Required action: Look through the data below and, wherever a line carries the word "nacos", please copy that line.

Website and app data records
▼▼▼

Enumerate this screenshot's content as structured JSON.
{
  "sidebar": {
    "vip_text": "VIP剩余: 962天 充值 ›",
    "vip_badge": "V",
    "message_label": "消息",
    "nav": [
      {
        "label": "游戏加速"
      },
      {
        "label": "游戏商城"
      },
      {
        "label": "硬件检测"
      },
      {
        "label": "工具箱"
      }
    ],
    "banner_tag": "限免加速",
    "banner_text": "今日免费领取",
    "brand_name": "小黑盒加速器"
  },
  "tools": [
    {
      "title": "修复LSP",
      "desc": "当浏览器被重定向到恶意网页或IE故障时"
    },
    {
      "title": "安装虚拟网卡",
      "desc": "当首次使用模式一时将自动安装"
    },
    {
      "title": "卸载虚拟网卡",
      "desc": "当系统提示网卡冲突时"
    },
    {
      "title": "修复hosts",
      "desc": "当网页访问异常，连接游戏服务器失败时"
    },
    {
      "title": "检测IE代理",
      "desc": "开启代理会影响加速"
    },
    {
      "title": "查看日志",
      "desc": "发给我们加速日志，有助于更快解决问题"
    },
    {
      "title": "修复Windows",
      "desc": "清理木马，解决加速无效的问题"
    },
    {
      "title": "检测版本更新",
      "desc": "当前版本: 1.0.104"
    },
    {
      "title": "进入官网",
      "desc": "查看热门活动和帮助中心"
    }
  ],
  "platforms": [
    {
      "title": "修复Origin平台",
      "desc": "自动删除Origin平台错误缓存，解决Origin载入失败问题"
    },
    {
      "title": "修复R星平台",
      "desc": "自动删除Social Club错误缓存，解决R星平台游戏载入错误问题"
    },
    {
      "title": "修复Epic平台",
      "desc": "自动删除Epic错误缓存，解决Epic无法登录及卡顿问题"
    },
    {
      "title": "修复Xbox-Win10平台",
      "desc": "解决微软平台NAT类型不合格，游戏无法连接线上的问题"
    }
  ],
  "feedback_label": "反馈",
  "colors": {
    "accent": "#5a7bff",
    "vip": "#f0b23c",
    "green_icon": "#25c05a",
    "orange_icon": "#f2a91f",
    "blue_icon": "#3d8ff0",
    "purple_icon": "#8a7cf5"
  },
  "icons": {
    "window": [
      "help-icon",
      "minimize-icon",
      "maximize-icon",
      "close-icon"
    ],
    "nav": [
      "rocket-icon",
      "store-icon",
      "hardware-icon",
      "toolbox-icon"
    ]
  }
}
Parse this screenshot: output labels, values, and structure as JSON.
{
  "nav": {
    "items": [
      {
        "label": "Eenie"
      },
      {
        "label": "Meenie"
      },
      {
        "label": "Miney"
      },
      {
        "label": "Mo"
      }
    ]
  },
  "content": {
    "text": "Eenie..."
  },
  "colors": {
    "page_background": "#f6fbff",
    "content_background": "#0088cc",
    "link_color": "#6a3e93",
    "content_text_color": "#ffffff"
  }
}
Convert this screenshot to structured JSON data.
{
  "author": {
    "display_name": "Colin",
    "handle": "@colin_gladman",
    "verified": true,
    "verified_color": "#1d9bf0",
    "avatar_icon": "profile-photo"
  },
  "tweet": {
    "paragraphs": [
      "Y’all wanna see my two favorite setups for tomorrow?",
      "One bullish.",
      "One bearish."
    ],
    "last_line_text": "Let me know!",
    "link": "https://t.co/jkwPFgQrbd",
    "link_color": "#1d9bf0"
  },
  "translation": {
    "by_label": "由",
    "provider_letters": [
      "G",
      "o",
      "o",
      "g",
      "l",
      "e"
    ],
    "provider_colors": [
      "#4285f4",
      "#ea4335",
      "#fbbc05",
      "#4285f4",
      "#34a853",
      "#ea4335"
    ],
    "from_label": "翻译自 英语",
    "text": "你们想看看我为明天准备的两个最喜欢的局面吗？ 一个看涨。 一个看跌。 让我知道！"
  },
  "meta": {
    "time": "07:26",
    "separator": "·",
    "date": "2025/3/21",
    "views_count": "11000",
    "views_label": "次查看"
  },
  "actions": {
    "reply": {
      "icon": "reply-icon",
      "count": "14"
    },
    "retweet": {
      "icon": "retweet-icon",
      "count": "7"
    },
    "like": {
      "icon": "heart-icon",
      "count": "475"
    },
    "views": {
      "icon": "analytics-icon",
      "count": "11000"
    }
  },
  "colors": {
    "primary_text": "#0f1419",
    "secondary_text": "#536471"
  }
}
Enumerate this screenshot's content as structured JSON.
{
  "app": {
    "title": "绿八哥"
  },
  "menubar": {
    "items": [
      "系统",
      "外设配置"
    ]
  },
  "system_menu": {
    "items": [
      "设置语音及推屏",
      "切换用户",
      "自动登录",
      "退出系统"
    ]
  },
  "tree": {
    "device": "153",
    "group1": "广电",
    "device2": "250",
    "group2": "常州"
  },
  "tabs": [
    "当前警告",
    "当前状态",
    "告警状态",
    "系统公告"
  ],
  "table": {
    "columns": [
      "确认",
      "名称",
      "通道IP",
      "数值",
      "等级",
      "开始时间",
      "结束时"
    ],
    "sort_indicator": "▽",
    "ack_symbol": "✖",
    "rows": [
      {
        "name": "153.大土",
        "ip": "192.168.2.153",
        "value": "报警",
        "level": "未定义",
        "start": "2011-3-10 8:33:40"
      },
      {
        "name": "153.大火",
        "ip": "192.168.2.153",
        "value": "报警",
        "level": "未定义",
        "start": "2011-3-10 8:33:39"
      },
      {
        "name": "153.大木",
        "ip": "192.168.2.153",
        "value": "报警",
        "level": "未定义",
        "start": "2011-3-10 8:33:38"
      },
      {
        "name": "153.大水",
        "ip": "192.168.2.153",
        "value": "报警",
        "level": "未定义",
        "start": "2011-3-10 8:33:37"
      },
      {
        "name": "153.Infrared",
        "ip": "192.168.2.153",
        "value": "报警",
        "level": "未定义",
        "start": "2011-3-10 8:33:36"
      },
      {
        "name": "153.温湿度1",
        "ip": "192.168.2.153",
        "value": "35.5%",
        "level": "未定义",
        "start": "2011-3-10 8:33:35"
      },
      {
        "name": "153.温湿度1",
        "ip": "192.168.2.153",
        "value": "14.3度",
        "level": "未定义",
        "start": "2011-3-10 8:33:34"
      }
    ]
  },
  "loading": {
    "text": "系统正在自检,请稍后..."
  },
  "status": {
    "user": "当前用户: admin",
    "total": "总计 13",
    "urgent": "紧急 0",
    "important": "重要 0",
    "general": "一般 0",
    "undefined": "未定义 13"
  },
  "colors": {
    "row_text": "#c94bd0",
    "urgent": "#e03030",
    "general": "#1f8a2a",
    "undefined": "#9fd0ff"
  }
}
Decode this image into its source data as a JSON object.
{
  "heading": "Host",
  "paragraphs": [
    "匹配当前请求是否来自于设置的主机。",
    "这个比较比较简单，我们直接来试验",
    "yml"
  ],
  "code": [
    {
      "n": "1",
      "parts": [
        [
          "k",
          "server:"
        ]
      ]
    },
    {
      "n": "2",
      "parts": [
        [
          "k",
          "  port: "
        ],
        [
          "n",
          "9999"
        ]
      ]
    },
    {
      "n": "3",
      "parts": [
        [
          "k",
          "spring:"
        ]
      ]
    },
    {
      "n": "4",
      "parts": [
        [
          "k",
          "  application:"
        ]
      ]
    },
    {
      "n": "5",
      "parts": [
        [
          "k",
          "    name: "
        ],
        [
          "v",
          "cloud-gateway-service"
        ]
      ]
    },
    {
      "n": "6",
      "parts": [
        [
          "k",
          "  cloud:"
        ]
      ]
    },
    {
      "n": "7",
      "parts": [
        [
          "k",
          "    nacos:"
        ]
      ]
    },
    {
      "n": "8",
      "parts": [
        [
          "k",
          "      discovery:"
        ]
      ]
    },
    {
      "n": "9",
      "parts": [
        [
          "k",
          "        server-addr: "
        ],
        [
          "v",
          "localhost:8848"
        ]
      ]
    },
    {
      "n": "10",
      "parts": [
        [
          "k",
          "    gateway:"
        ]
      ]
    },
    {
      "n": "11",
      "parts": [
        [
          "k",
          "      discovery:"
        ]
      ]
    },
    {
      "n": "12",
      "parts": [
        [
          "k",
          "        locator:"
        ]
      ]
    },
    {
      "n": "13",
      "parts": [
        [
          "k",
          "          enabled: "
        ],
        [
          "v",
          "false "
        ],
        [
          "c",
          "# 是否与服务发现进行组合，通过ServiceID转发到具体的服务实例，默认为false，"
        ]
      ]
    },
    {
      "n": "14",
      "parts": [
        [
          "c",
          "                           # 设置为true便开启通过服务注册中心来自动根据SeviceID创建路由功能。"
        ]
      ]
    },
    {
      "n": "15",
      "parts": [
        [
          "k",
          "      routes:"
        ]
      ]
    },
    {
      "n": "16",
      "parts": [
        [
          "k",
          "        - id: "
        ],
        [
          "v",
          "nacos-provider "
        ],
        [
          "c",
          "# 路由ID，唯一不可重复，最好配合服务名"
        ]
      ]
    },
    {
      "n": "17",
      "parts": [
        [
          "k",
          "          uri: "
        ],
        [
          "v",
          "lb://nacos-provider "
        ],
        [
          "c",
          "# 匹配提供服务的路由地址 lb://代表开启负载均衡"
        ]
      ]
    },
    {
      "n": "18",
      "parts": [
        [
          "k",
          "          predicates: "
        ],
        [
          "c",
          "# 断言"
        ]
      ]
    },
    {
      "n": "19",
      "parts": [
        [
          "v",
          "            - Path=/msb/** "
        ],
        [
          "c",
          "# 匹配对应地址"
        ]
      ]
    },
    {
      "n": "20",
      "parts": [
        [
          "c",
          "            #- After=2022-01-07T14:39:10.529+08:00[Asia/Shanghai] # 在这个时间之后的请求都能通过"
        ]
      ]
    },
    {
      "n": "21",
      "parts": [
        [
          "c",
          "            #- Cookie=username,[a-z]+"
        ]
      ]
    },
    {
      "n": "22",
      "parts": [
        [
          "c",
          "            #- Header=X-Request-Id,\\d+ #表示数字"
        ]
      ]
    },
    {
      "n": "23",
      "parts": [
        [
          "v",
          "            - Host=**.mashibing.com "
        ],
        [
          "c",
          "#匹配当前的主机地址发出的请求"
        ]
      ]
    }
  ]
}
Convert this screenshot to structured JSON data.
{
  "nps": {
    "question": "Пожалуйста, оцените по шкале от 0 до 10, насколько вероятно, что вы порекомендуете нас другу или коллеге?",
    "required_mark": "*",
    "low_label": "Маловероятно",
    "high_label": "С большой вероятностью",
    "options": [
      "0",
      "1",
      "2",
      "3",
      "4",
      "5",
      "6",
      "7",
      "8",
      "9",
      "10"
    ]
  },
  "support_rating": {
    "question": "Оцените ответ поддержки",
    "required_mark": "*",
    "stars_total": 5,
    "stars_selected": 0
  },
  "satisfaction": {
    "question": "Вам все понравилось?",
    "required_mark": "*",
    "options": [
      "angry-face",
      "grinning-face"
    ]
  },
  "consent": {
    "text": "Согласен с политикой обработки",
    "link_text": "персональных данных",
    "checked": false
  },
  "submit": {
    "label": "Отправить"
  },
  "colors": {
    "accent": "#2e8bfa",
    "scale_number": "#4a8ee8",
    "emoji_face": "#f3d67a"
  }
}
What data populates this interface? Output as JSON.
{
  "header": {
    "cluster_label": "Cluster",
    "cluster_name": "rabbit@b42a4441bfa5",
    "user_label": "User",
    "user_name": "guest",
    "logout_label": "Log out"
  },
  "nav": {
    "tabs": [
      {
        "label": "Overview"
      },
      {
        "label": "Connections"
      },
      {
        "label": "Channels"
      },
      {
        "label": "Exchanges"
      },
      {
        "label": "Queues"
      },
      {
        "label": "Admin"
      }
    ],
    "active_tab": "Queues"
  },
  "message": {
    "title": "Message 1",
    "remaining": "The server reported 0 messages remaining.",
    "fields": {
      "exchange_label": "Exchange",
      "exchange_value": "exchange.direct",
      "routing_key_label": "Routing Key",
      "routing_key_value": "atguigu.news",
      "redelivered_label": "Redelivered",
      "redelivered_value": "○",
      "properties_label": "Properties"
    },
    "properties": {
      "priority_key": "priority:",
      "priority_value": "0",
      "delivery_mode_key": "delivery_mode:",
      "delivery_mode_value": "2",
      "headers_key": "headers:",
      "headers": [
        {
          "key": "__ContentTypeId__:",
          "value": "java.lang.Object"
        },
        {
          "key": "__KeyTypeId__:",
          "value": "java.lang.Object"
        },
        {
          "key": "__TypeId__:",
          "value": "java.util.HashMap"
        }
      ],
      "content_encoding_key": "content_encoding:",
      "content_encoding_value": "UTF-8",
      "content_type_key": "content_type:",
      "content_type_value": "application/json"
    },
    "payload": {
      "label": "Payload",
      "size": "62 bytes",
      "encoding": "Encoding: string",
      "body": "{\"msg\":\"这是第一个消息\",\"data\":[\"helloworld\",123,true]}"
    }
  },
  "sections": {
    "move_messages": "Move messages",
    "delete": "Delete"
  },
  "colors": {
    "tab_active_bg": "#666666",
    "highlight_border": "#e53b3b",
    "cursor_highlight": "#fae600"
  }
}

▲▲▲

Answer box:
          "    nacos:"
          "nacos-provider "
          "lb://nacos-provider "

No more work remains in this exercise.